__Excerpts from an interface dataset__:
====================
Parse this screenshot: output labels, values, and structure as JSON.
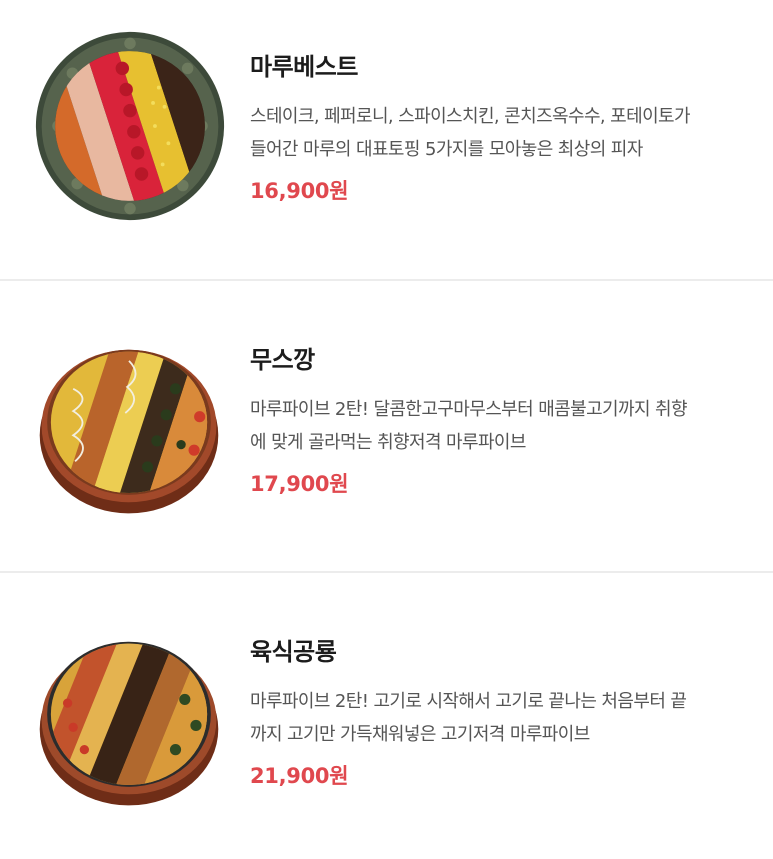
{
  "menu": {
    "items": [
      {
        "name": "마루베스트",
        "desc_line1": "스테이크, 페퍼로니, 스파이스치킨, 콘치즈옥수수, 포테이토가",
        "desc_line2": "들어간 마루의 대표토핑 5가지를 모아놓은 최상의 피자",
        "price": "16,900원",
        "image": "pizza-image"
      },
      {
        "name": "무스깡",
        "desc_line1": "마루파이브 2탄! 달콤한고구마무스부터 매콤불고기까지 취향",
        "desc_line2": "에 맞게 골라먹는 취향저격 마루파이브",
        "price": "17,900원",
        "image": "pizza-image"
      },
      {
        "name": "육식공룡",
        "desc_line1": "마루파이브 2탄! 고기로 시작해서 고기로 끝나는 처음부터 끝",
        "desc_line2": "까지 고기만 가득채워넣은 고기저격 마루파이브",
        "price": "21,900원",
        "image": "pizza-image"
      }
    ]
  },
  "colors": {
    "price": "#e0484e",
    "title": "#1c1c1c",
    "description": "#555555",
    "divider": "#ececec"
  }
}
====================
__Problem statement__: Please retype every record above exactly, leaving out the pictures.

__Response area__:
Parse this screenshot: output labels, values, and structure as JSON.
{
  "menu": {
    "items": [
      {
        "name": "마루베스트",
        "desc_line1": "스테이크, 페퍼로니, 스파이스치킨, 콘치즈옥수수, 포테이토가",
        "desc_line2": "들어간 마루의 대표토핑 5가지를 모아놓은 최상의 피자",
        "price": "16,900원",
        "image": "pizza-image"
      },
      {
        "name": "무스깡",
        "desc_line1": "마루파이브 2탄! 달콤한고구마무스부터 매콤불고기까지 취향",
        "desc_line2": "에 맞게 골라먹는 취향저격 마루파이브",
        "price": "17,900원",
        "image": "pizza-image"
      },
      {
        "name": "육식공룡",
        "desc_line1": "마루파이브 2탄! 고기로 시작해서 고기로 끝나는 처음부터 끝",
        "desc_line2": "까지 고기만 가득채워넣은 고기저격 마루파이브",
        "price": "21,900원",
        "image": "pizza-image"
      }
    ]
  },
  "colors": {
    "price": "#e0484e",
    "title": "#1c1c1c",
    "description": "#555555",
    "divider": "#ececec"
  }
}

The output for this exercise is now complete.